• **Exercise directions**: From the entries below, count the lines holding the word "summary" and give nothing but the number.

--- START ---

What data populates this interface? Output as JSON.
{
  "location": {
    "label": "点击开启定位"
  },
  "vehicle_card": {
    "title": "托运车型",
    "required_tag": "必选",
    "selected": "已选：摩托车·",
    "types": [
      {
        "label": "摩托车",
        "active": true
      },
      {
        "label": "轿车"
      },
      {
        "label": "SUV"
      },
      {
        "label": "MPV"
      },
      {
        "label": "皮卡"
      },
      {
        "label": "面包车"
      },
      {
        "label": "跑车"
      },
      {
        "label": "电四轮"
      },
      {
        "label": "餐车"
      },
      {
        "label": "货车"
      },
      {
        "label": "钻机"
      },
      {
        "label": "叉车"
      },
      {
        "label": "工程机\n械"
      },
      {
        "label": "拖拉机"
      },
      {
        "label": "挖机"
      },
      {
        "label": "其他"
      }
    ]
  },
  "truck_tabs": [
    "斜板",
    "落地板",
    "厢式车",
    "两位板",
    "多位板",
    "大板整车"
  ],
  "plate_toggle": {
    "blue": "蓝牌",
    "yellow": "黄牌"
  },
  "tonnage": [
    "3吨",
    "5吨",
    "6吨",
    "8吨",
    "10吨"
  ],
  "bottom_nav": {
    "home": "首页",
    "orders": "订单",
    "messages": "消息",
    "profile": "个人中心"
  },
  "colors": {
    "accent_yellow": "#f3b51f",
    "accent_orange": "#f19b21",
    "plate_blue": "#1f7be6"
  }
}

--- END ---
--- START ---

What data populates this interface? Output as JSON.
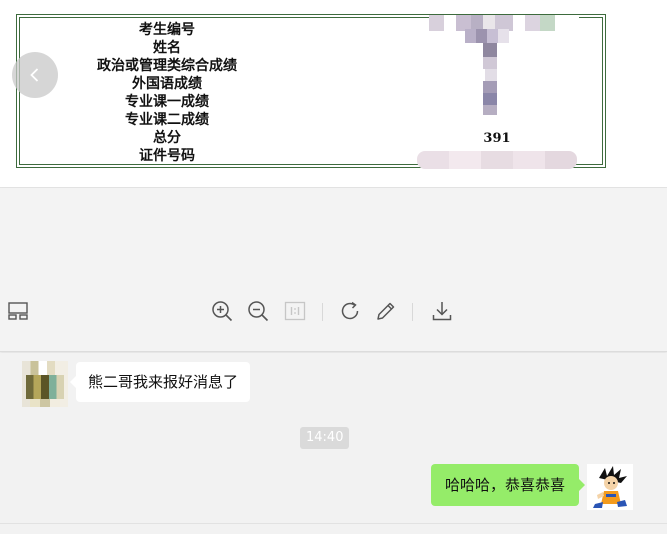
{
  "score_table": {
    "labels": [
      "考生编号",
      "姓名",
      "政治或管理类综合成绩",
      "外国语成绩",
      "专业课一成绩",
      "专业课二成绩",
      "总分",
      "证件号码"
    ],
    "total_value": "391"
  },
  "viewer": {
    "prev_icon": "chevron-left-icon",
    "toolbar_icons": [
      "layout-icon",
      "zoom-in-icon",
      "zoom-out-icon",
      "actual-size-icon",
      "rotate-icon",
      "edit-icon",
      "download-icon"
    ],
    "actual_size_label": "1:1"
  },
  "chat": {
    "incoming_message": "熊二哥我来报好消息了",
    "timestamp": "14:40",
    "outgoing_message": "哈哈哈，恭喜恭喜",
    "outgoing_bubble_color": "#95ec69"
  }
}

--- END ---
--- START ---

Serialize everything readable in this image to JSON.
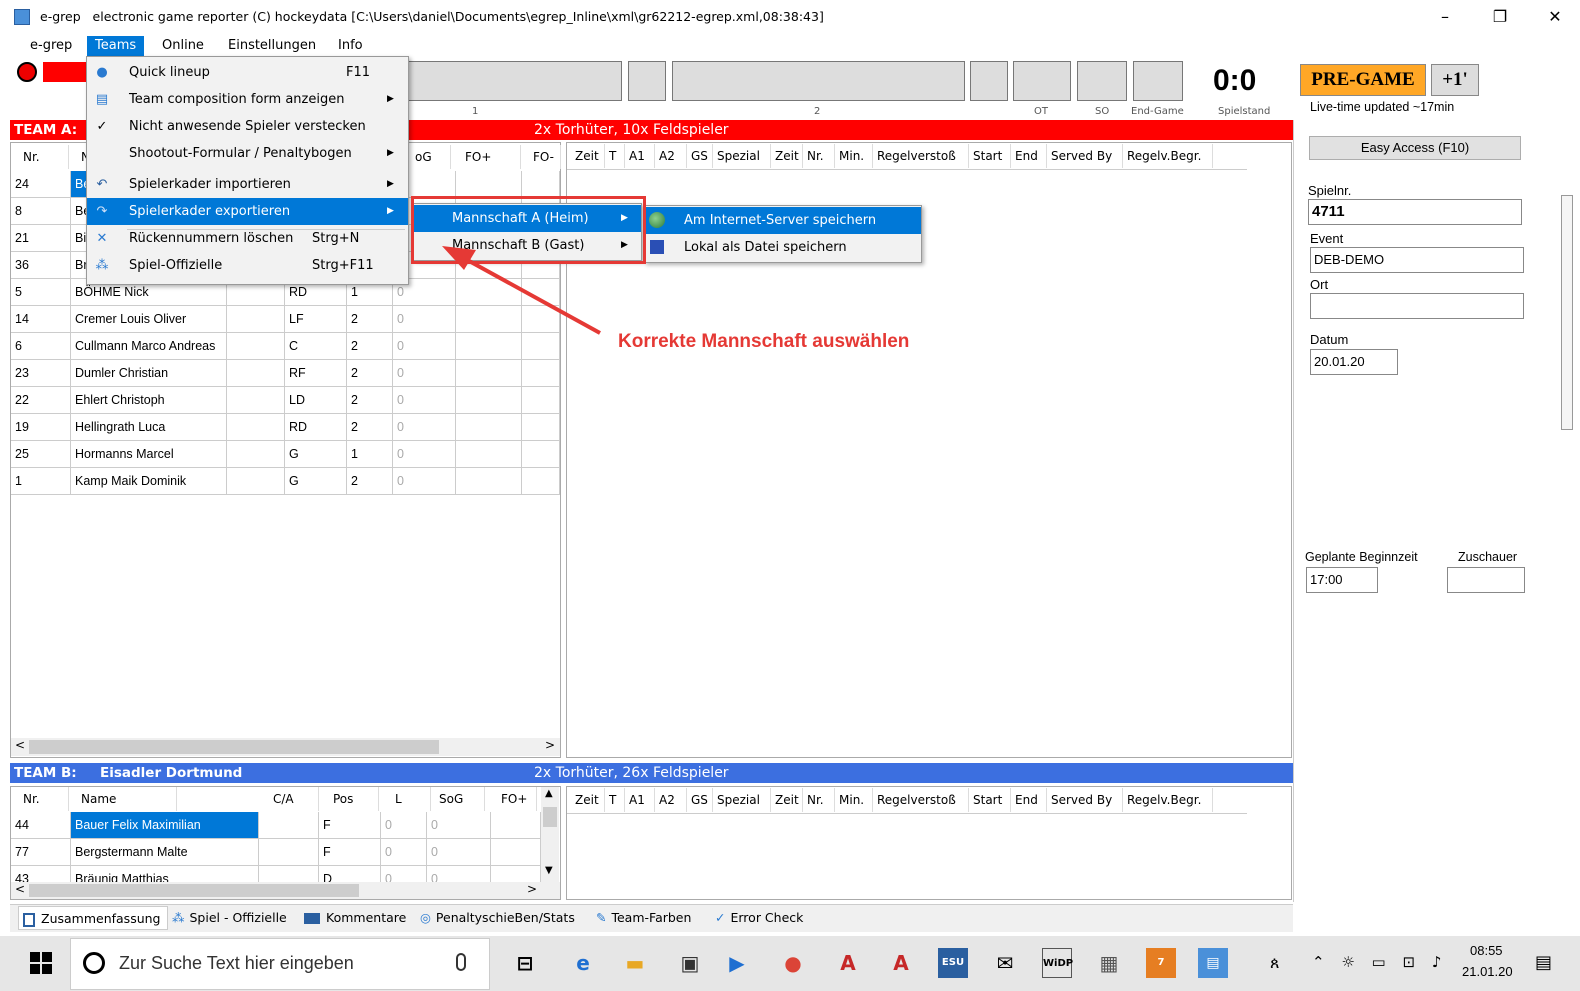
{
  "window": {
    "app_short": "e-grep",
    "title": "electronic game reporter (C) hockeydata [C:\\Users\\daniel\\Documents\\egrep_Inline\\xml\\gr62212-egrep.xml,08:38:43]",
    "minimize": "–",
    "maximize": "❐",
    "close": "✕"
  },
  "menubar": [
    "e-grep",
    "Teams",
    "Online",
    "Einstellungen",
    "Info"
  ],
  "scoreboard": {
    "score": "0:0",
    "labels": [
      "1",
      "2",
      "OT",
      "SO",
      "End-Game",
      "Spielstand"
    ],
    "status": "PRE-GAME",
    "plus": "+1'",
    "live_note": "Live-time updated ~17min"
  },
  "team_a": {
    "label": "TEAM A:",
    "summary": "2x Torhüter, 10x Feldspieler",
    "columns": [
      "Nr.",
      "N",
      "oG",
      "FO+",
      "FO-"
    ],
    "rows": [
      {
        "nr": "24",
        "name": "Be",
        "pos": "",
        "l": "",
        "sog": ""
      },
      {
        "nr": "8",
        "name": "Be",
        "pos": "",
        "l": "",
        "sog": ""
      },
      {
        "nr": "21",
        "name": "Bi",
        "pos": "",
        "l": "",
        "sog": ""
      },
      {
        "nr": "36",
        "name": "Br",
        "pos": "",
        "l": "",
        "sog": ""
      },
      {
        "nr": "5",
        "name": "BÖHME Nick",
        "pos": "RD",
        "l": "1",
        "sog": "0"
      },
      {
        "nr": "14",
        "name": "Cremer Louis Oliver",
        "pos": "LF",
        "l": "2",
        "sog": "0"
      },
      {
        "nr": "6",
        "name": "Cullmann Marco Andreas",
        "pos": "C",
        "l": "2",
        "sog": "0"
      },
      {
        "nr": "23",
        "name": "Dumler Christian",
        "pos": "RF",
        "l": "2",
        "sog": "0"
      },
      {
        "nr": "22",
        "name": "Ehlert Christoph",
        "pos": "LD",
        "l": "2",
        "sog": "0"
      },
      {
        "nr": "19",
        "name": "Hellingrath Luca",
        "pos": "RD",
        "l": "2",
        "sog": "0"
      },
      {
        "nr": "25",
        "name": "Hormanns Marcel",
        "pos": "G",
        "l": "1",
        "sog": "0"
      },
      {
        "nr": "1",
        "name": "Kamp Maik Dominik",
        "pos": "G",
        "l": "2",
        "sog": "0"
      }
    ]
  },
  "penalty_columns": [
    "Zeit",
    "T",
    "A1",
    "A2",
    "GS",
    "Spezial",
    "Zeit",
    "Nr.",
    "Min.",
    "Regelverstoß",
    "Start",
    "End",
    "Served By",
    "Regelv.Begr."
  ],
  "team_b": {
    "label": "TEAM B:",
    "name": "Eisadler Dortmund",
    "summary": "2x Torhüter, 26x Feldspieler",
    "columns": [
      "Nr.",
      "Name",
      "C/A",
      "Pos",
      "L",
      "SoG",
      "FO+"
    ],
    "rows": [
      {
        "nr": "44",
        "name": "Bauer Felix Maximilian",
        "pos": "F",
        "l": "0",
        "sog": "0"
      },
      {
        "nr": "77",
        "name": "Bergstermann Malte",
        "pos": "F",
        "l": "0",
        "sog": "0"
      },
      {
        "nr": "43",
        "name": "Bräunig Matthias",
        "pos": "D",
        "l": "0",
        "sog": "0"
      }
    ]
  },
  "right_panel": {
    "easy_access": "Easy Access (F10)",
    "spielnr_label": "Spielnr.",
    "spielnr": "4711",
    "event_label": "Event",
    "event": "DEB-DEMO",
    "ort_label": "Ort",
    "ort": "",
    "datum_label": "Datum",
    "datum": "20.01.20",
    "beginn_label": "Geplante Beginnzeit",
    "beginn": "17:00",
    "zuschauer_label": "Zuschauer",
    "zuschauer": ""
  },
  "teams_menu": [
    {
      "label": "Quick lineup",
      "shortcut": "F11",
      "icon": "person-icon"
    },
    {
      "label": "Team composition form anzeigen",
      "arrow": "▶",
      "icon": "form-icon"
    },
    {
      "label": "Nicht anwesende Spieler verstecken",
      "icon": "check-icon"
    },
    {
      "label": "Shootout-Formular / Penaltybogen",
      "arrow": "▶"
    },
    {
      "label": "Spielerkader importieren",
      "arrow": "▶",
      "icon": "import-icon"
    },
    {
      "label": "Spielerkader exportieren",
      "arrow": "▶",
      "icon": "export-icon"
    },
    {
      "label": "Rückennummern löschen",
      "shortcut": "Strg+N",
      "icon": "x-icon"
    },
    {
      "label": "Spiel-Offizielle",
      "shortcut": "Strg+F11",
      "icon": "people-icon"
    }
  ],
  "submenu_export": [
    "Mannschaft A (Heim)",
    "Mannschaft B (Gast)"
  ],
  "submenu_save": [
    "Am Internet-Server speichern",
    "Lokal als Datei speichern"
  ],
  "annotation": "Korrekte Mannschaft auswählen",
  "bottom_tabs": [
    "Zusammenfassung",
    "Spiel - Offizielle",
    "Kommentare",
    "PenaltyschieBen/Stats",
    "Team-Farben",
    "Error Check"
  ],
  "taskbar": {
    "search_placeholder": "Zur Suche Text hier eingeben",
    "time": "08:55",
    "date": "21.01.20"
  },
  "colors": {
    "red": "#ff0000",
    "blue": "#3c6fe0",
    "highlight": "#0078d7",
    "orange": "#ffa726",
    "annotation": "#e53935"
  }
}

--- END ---

• **Task response**: 2